Most examples are fairly straightforward. Here are a few to illustrate what a hazard is:
- A mountain: which can be crashed into, require emergency maneuvers, have associated weather problems, etc.;
- Incorrect procedure: which can lead to any number of dangerous situations;
- Wildlife: like a mountain, they can interfere with flight and ground operations, leading to near damage and death;
- Stresses (such as divorce): a state of being which can lead to distraction, self-destructive behaviors, etc.
- Lack of communication: which easily leads to any number of dangerous situations;
- Employee Turnover: new employees are a hazard becomes they have a potential for things like incorrect use of machinery or software, being unaware of impending problems, etc.
There are hundreds of potential hazards, but the one thing they all have in common is that they lead to problems, but in and of themselves are harmless.
What Is a Risk?
A risk is a dangerous situation that arises from hazards, is the point at which safety is lost, and requires immediate reaction (which a risk control) or else face consequences. They are much different from hazards in that risk are inherently – well – risky. Without direct intervention, risk are dangerous and will lead to any number of consequences.
This is an important point because often people will confuse a risk and a consequence. Remember that a risk is the point at which “safety is lost” and NOT “damage is done.” Where most people get confused about risks and consequences when they associated the Type of Issue, such as “bird strike”, with the risk.
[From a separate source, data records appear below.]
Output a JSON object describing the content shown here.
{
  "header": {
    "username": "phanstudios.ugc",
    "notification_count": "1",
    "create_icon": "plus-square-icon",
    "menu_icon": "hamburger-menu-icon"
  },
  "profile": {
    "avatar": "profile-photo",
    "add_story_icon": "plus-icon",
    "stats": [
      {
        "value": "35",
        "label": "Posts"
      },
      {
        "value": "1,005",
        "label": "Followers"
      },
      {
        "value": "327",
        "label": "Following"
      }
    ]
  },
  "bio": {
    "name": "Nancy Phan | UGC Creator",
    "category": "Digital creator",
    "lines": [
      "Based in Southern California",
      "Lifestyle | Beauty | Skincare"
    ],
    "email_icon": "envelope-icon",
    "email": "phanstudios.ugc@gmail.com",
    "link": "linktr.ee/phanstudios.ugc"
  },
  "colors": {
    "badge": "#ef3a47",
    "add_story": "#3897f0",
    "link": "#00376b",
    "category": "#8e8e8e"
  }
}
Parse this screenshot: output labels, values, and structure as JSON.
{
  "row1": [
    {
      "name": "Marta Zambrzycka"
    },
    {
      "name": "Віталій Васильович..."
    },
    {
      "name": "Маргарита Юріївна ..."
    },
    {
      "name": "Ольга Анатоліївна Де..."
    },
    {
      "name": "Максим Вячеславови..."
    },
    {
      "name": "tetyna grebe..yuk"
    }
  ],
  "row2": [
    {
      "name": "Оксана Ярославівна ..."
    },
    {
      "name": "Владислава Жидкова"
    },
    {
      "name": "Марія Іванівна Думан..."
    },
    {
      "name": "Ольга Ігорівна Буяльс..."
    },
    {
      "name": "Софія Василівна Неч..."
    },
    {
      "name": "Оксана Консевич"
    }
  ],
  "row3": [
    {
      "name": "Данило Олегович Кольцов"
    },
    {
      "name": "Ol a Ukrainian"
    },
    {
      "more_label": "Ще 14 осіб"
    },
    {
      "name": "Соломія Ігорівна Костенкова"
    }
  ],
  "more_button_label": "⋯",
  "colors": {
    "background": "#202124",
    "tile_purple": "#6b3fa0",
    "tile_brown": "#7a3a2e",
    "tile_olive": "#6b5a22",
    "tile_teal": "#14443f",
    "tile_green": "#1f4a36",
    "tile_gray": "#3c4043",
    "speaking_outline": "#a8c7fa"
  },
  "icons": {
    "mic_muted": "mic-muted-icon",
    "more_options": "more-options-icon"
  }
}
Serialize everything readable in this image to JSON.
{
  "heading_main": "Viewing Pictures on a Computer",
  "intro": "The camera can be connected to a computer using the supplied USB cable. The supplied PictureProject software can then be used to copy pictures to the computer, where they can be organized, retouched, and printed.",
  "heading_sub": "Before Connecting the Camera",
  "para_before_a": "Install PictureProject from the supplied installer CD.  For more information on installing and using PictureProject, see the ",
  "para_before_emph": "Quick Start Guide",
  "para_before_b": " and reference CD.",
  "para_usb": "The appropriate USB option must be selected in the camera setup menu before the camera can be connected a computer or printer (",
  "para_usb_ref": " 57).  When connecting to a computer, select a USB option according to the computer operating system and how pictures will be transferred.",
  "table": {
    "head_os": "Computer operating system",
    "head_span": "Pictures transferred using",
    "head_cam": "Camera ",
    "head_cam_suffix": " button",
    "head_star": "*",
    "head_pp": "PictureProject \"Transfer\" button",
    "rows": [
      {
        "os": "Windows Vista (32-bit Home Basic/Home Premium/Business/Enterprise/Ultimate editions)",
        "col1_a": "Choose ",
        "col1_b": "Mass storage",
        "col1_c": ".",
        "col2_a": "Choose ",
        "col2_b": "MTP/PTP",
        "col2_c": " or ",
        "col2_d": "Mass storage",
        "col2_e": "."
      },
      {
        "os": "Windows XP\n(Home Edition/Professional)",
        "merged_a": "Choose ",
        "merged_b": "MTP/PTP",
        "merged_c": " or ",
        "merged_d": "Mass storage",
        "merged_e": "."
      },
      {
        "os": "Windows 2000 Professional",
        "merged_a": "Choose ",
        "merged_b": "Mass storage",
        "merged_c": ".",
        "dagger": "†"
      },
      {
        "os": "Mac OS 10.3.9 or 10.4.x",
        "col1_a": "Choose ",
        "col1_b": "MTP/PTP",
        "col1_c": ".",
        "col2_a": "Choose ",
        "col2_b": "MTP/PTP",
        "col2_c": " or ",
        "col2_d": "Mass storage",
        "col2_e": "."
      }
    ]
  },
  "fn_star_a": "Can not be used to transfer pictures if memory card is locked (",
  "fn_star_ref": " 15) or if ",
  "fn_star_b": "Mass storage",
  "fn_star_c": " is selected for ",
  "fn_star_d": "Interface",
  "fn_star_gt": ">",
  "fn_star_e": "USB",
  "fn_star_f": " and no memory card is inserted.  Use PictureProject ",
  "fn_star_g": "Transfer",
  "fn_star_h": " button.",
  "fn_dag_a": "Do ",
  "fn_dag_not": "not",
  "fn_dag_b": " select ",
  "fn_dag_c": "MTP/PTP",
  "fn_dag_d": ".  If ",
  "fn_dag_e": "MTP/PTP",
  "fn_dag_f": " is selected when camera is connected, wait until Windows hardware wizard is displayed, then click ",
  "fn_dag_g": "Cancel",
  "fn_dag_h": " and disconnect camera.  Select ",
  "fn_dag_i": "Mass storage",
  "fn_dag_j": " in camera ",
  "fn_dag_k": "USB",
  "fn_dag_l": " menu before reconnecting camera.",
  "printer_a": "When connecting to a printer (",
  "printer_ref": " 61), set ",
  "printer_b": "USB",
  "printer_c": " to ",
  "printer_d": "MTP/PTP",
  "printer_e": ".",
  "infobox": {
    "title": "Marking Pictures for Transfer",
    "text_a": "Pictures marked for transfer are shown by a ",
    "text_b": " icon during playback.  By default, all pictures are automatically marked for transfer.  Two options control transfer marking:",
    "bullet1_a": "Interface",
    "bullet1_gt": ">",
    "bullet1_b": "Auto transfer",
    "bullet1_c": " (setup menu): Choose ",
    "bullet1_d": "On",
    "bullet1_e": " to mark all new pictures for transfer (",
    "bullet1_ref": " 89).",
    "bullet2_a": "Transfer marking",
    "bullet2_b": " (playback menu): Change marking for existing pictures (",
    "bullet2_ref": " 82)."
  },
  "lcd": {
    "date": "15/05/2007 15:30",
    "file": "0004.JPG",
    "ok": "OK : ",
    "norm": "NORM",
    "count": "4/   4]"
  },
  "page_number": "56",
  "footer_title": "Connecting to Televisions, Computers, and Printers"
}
A risk is something you can react to and mitigate, but a consequence cannot be reacted to – it already happened. Here are some example of risk and how they differ from a consequences:
- Flying too close to a mountain – and not crashing into the mountain – is a risk. Flying too close to a mountain is a risk because it will require direct reaction on the part of a pilot to regain safety,
- Bird near aircraft – and not bird strike – is a risk because pilots will have to take immediate action (slowing down) to regain safety. Here’s a fantastic PDF that uses Bowtie to illustrate hazards, risk, and consequences of bird strikes;
- Runway incursion (resulting from lack of communication) is a risk that can have severe consciences if pilots don’t take immediate action (such as aborted landing/takeoff).
What Is a Consequence in Risk Management?
Consequences are the repercussions of a situation, and characterized by damages, be it financial loss, loss of life, damage to equipment, etc. For example:
- A consequence of Flying Close to Mountain could be a crash, injured passengers due to an evasive maneuver, or damage to the aircraft;
- A consequence of Bird Near Aircraft could be damage to hull, damage to or loss of engine(s), damage to windshield, etc.
- A consequence of runway incursion could be damage to vehicle/aircraft, loss of life, company’s reputation, and so on.
Remember, the important thing to note about these examples is that they clearly show different ways that damage is done. Consequences necessarily involve damages that can no longer be avoided. As said, this is different from risks, in which damage can be avoided.
Summary of Differences and 3 Questions to Tell the Difference
Here’s brief summary of each item:
- Hazard: a thing that is harmless by itself, but can lead to safety events depending on one’s interaction with it.
- Risk: a situation in which safety is lost and which requires immediate reaction to avoid or mitigate potential consequences.
- Consequence: the damage(s) done.
Here are three great questions that can help you clearly decide whether something is a hazard or a risk, or a risk or a consequence:
- If you don’t immediately react to it, is there a good possibility that you will face serious consequences? If yes, most likely it’s a risk; if no, most likely it’s a hazard.
- Can someone’s actions affect the outcome of this situation? If yes, most likely it’s a risk; if no, most likely it’s a consequence.
- Is this (1) a thing/state of being, a (2) situation requiring immediate reaction, or (3) some hind of harm? One is a hazard, two is a risk, and three is a consequence.